Hummus Taste Test Tuesday
Sabra, Tribe & Cedars
I risk life and limb to bring this taste test to my adoring fans that is how far I am willing to go for my swelling viewer base! Wait that is my waist swelling… Anyway I taste test three hummus makers today including one that had a federal recall “The products could contain a bacteria that could sicken healthy people and also cause serious and sometimes fatal illness in infants, the elderly and those with weakened immune systems, said an F.D.A. spokesman” I fit all three of those risk groups! Ok so the recall was in 1997 but still I was willing to take a chance anyway!

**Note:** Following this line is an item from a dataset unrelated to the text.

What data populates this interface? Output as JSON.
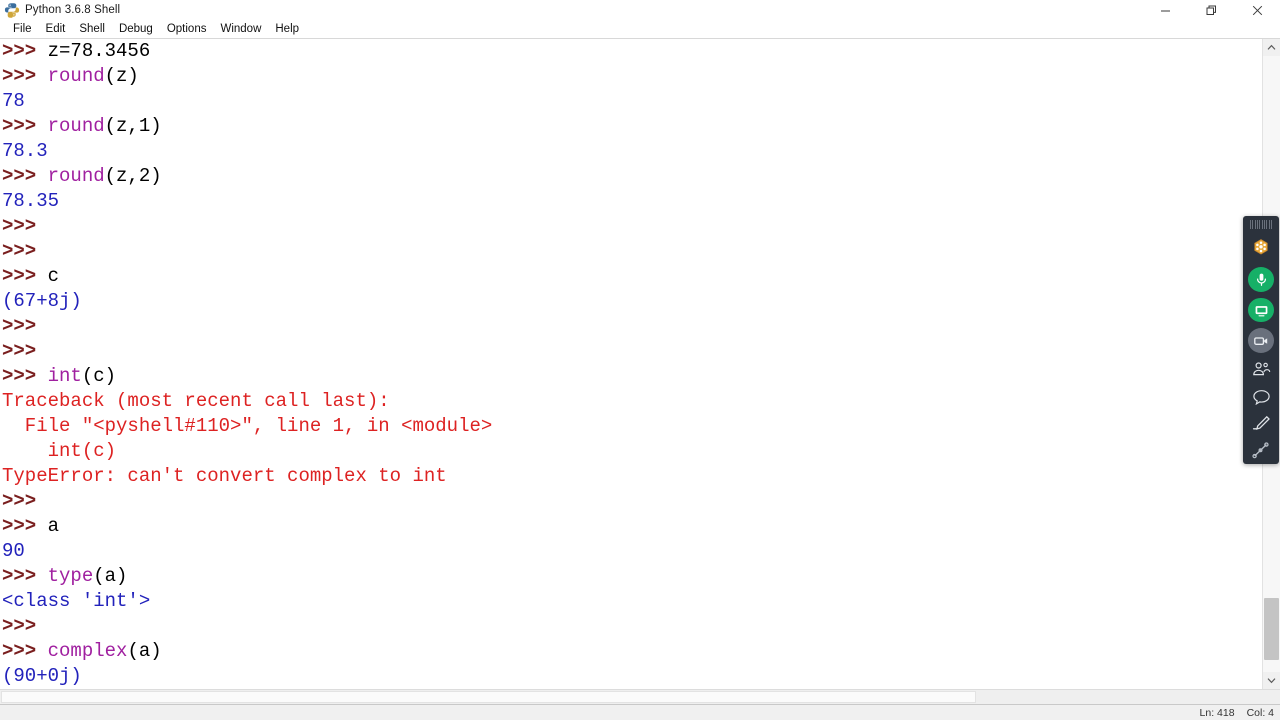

Hummus is a combination of mashed chicpea, garbonzo or cece or all three- Ok they all are the same thing just called different depending on the country of origin for the recipe- So combine chicpea, tahini(ground sesame seed), lemon & olive oil and whammo hummus! In this episode I put Tribe’, Sabra, and Cedar through the paces with their roasted garlic flavored hummus-
See who wins and who loses!
Here is a little Wiki for you!
Many cuisine-related sources carry forward a folklore which describes hummus as one of the oldest known prepared foods with a long history in the Middle East which stretches back to antiquity, but its historical origins are unknown. The historical enigma is such that the origins of hummus-bi-tahini could be much more recent than is widely believed. One of the earliest verifiable descriptions of hummus comes from 18th-century Damascus and the same source claims it was unknown elsewhere.
Meanwhile some cookbooks repeat the legend that hummus was first prepared in the 12th century by Saladin. Sources such as Cooking in Ancient Civilizations by Cathy K. Kaufman carry speculative recipes for an ancient Egyptian hummus, substituting vinegar for lemon juice, but acknowledge we do not know how the Egyptians ate their chick-peas. Similarly, no recipe for hummus has been identified among the many books on cooking surviving from ancient Rome.
Charles Perry, co-author of Medieval Arab Cookery notes that owing to hummus bi tahina being an everyday staple, and because of the lack of Arab recipe books published between the 14th and 20th centuries, no recipes documenting this food’s early ingredients have been found. He says the nearest medieval example recorded in a 13th century Arab cookbook, Kitab Wasf al-Atima al-Mutada is Hummus kasa, which substitutes vinegar for lemon, includes extra herbs and adds walnuts, hazelnuts, almonds and pistachios.